**WHAT THIS TASK INVOLVES**
Locate the word "gray" in the entries below, then gather every line that holds it.

_ _ _ _ _ _ _

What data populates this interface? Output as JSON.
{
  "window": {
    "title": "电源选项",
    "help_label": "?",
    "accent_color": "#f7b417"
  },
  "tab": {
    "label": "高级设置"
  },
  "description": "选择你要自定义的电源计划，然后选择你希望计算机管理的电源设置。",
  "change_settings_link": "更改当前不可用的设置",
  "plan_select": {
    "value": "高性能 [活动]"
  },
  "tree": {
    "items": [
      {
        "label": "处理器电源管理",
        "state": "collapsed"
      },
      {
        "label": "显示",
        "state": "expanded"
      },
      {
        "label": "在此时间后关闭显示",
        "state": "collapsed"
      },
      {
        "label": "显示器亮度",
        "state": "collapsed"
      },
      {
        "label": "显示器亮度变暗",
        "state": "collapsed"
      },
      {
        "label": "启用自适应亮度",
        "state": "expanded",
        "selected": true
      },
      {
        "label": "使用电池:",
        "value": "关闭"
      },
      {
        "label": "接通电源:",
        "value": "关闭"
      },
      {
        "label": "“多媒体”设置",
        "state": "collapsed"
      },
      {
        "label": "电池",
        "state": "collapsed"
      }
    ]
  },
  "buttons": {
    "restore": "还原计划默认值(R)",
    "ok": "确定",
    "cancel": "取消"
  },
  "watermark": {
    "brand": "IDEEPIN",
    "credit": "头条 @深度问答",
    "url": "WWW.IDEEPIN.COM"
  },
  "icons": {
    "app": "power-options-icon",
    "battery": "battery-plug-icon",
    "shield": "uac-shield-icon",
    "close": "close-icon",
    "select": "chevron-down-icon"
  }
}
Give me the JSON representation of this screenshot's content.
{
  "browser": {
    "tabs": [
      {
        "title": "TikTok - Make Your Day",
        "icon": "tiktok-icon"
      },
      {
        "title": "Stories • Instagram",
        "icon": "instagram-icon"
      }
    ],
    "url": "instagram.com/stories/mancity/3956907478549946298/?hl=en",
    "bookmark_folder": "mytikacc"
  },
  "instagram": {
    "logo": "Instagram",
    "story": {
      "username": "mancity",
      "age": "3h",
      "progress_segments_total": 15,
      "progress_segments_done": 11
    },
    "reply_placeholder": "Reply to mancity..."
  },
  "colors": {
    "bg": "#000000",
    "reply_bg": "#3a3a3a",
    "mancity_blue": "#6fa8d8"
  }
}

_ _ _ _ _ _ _

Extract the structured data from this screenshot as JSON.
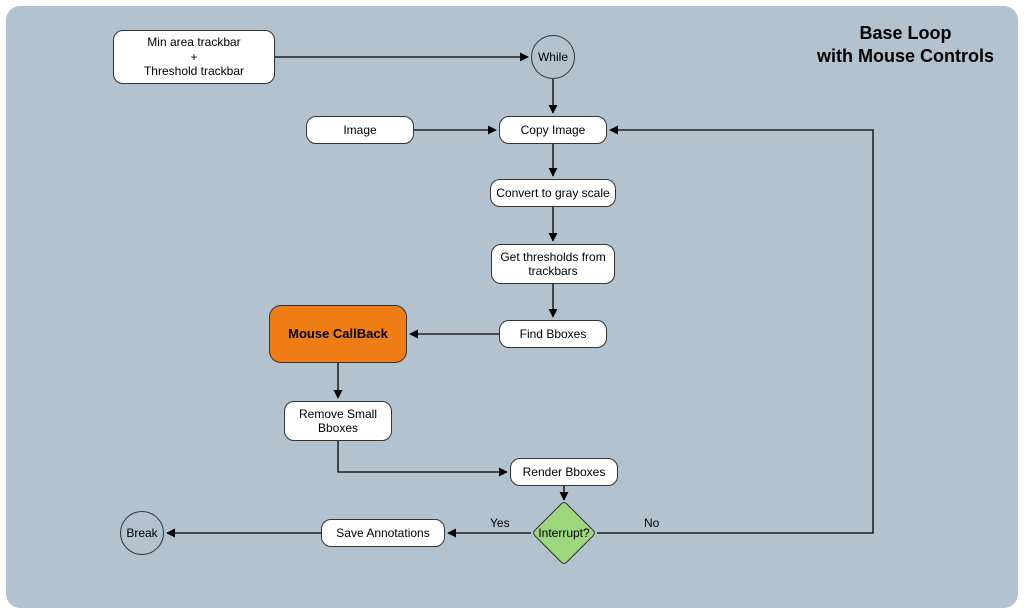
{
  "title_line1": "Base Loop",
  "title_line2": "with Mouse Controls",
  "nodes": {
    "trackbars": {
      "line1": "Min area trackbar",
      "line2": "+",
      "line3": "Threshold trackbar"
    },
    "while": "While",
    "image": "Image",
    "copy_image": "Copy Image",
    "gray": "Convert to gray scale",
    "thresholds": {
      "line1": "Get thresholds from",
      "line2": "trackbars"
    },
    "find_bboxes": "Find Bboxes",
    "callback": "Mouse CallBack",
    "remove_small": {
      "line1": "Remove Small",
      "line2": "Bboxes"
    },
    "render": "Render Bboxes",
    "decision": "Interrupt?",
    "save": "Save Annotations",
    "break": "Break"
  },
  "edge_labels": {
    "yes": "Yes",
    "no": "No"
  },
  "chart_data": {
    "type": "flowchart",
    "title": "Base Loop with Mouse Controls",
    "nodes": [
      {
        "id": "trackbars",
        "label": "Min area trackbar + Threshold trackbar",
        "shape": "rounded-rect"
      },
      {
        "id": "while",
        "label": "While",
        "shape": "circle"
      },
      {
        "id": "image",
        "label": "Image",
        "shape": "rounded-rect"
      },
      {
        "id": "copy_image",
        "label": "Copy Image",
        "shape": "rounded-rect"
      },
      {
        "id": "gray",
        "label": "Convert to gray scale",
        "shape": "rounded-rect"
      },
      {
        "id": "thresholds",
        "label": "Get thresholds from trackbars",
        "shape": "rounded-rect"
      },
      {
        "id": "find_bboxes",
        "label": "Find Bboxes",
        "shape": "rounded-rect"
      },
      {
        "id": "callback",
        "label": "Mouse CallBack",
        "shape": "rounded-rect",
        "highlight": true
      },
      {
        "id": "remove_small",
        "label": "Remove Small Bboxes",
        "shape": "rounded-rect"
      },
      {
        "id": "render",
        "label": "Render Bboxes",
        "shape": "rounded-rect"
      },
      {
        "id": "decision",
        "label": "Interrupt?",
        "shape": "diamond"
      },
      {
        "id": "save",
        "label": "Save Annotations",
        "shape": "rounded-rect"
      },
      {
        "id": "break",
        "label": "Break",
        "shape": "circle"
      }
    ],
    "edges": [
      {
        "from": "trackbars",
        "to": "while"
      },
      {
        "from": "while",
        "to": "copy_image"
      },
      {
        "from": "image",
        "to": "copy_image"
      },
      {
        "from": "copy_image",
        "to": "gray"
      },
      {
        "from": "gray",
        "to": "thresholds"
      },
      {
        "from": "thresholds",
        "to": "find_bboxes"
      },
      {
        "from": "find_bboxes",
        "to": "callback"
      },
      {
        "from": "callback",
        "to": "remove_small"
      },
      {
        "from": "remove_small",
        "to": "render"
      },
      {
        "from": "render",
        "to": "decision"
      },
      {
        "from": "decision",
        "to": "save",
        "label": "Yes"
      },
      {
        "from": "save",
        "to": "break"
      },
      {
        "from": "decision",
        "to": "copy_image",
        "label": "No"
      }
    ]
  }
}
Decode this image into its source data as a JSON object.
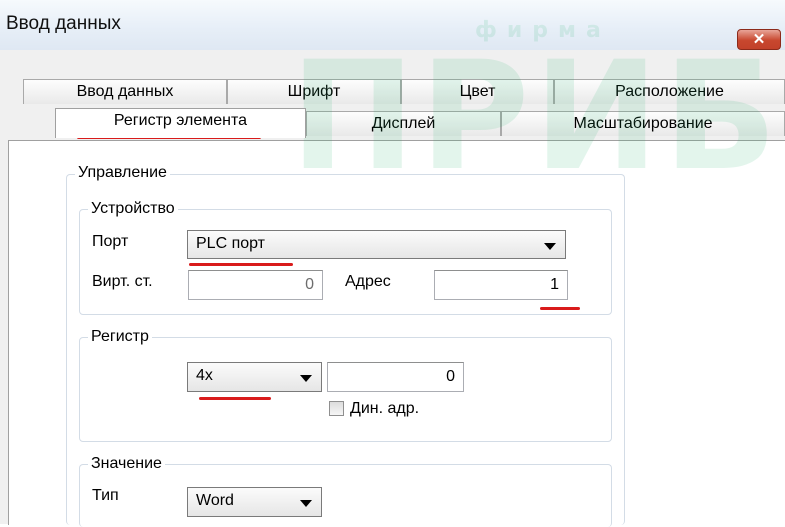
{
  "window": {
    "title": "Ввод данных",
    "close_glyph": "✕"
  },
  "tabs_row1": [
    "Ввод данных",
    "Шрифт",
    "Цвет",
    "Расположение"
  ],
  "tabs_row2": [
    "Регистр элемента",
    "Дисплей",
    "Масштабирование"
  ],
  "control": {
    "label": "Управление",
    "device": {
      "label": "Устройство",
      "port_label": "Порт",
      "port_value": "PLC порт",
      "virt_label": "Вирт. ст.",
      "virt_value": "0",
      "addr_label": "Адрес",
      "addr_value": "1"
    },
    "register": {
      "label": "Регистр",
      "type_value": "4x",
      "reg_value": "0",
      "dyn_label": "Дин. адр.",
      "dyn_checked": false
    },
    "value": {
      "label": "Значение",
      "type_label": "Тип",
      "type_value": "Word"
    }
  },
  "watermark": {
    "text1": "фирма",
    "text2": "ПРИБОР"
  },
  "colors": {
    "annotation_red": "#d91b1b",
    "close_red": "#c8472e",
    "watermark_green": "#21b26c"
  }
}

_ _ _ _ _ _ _

**RESULT**
    "gray": "Convert to gray scale",
        "id": "gray",
        "label": "Convert to gray scale",
        "to": "gray"
        "from": "gray",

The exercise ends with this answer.